"We have to pay for these servers that we set up, and I didn't want to put us in a situation where we spend way too much money and we were in trouble," he said. "I made those predictions and I let my fear of us failing get in the way of my confidence in this game being really good." 

"It is Early Access, I don't want to get into using that as an excuse. I find this unacceptable and that's why I'm making this apology. I'm just personally embarrassed that I doubted myself and my team on how many units we would sell and how many concurrents we would have." 

Battalion 1944 has been updated since yesterday's rollout and should more reliably find servers (there may still be some waits involved), and the team has also tracked down a bug that keeps community servers from hosting more than ten players at a time, although that may take some time to fix. And despite the problems, it seems to be going well: Today's peak concurrent player count fell just a hair shy of 12,000, and at time of writing there are more than 11,000 people playing.

Andy Chalk
Andy Chalk

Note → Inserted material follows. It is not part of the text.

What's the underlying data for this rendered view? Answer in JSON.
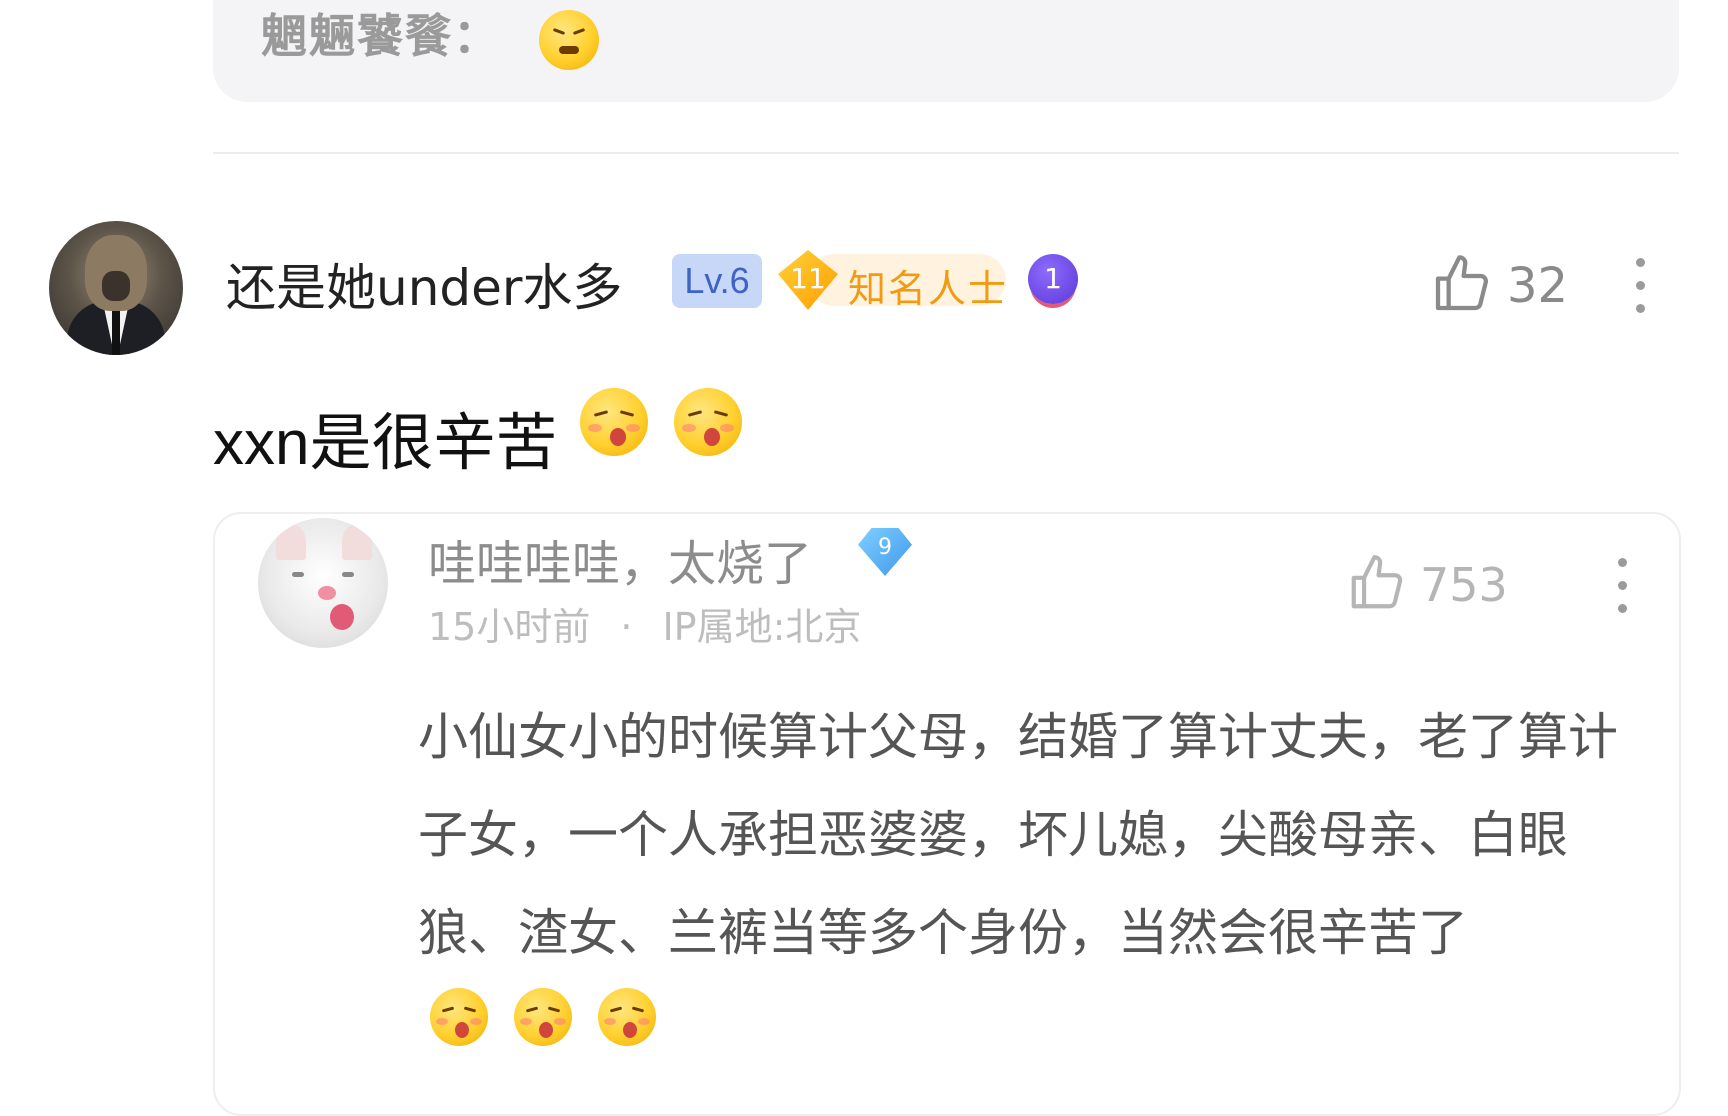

Andy has been gaming on PCs from the very beginning, starting as a youngster with text adventures and primitive action games on a cassette-based TRS80. From there he graduated to the glory days of Sierra Online adventures and Microprose sims, ran a local BBS, learned how to build PCs, and developed a longstanding love of RPGs, immersive sims, and shooters. He began writing videogame news in 2007 for The Escapist and somehow managed to avoid getting fired until 2014, when he joined the storied ranks of PC Gamer. He covers all aspects of the industry, from new game announcements and patch notes to legal disputes, Twitch beefs, esports, and Henry Cavill. Lots of Henry Cavill.